Atilla Aydin, geologist, musician, chef, and devoted Cardinal fan, has died
Aydin was a field geologist who loved nothing more than leading teams of researchers and students into remote locations – the Valley of Fire, Point Reyes, Zion National Park, a Hawaiian volcano, Sicily – to study prehistoric rock formations.
Geology research Professor Atilla Aydin died of cancer in Istanbul, Turkey, his native country, on February 8, 2022, surrounded by extended family. He was 77.
Aydin was a field geologist in the School of Earth, Energy & Environmental Sciences (Stanford Earth) who loved nothing more than leading teams of researchers and students into remote locations – the Valley of Fire, Point Reyes, Zion National Park, a Hawaiian volcano, Sicily – to study prehistoric rock formations.
He had a preternatural ability to “read” rock formations and understand geomechanics in ways that few others could. Photos of him in the field show Aydin crouched before rock formations, chin in hand, or touching their strata with his outstretched fingertips.
“Atilla could look at deformation bands and explain their origin and their importance,” Stanford colleague and friend David Pollard said. “He really understood porous sandstone and, in particular, the way broken sand particles could fill the rock pores, preventing the flow of oil and gas. Many companies, even ones with their own geologists on staff, were more than willing to support Atilla’s research and hire his students.”
Outside of geology, Aydin loved Balkan folk music and dance and would spend time abroad each summer at camps where he worked on his technique in both. He played a type of bagpipe known as a gaida. He appears in photographs leading geology trips, students in tow, playing the gaida amongst the rocks. Aydin was also a gourmet who loved Turkish cuisine and fine wine. He and his cooking were featured in a 1980 issue of Sunsetmagazine. He was also an avid fan of sports and, especially, the Stanford Cardinal. He followed soccer most of all, but adopted basketball and American football and loved them almost as much.
Attila Aydin was born August 4, 1944, in the village of Yoncali, near the city of Ağrı in eastern Turkey in the shadow of Mount Ararat. He lived there until he was 11, when he moved to Istanbul for high school. After graduating high school, Aydin continued his education at Istanbul Technical University, graduating with a degree in geological engineering in 1968. Aydin then came to Stanford University, where he earned his master’s and his doctorate in geology under Professor Arvid Johnson in 1974 and 1978, respectively.
After earning his PhD, Aydin was obligated to return to Turkey to teach as an assistant professor of geology at Istanbul Technical University, which he did from 1978 to 1980. Due to the tenuous political climate in Turkey at the time, however, Aydin eventually sought to leave his homeland. He joined the Weizmann Institute of Science in Israel as a visiting scientist in 1980, then returned to Stanford on a postdoctoral fellowship from 1980 to 1981.

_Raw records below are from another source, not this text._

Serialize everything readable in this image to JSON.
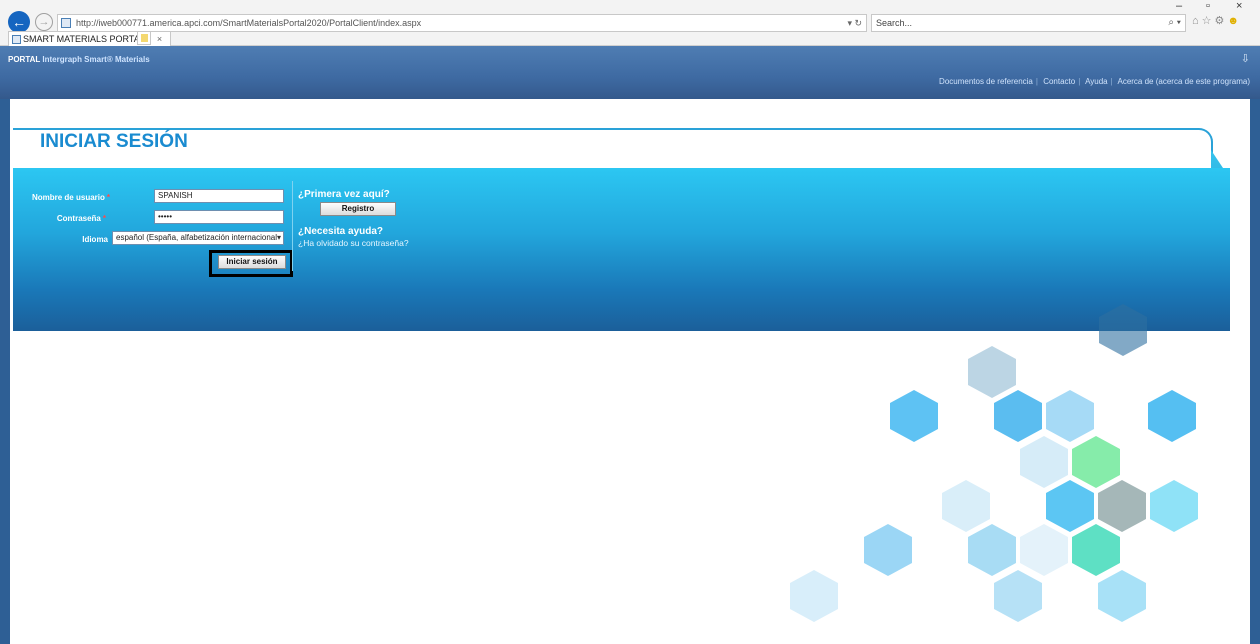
{
  "browser": {
    "url": "http://iweb000771.america.apci.com/SmartMaterialsPortal2020/PortalClient/index.aspx",
    "search_placeholder": "Search...",
    "tab_title": "SMART MATERIALS PORTAL",
    "win_min": "–",
    "win_max": "▫",
    "win_close": "×"
  },
  "header": {
    "portal": "PORTAL",
    "brand": "Intergraph Smart® Materials",
    "links": [
      "Documentos de referencia",
      "Contacto",
      "Ayuda",
      "Acerca de (acerca de este programa)"
    ]
  },
  "login": {
    "title": "INICIAR SESIÓN",
    "username_label": "Nombre de usuario",
    "username_value": "SPANISH",
    "password_label": "Contraseña",
    "password_value": "•••••",
    "language_label": "Idioma",
    "language_value": "español (España, alfabetización internacional)",
    "required_mark": "*",
    "submit_label": "Iniciar sesión"
  },
  "help": {
    "first_time_heading": "¿Primera vez aquí?",
    "register_label": "Registro",
    "need_help_heading": "¿Necesita ayuda?",
    "forgot_link": "¿Ha olvidado su contraseña?"
  },
  "colors": {
    "accent": "#1a8bd0",
    "panel": "#22a6dc",
    "header": "#3e6aa2"
  }
}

Eventually, Aydin earned a tenure-track position as an assistant professor of Earth and atmospheric sciences at Purdue University in 1982. He was promoted to associate professor with tenure in 1987. In 1991, Aydin took a major career gamble. Longing for Stanford, he called his friend David Pollard and they began planning his return. With no tenured positions available, however, returning would mean Aydin’s relinquishing tenure and its guarantee of lifetime employment and academic freedom.
Undeterred, Aydin carved out a niche for himself co-managing with Pollard the Stanford Rock Fracture Project industry affiliates program, through which corporate partners supported their students and research in matters of structural geology. He returned to Stanford in 1991 as associate professor (research), was promoted in 1997 to full professor (research), and retired in 2015.
“I thought his leaving Purdue was risky, but also a courageous move,” Pollard said. “There were no guarantees. Somehow, we made it work for a quarter-century. As a teacher and a colleague, he was a demanding and forceful personality, but he was as hard on himself as anyone. He mentored many graduate students who went on to successful careers, and he made major contributions to structural geology.”
Aydin traveled frequently to his homeland to visit family members who were beside him at his death. He was particularly fond of his grandnieces, Nazli, Ipek, and Bahar Avanoglu of Istanbul, Turkey; and his grandnephews, Ozgur Aydinli, and Ulas and Boran Celik, also of Istanbul, Turkey. Aydin was buried in Turkey. No additional memorial service is planned, but more than 60 former students and colleagues gathered for a Zoom remembrance with photos and spoken recollections covering his 50 years with Stanford.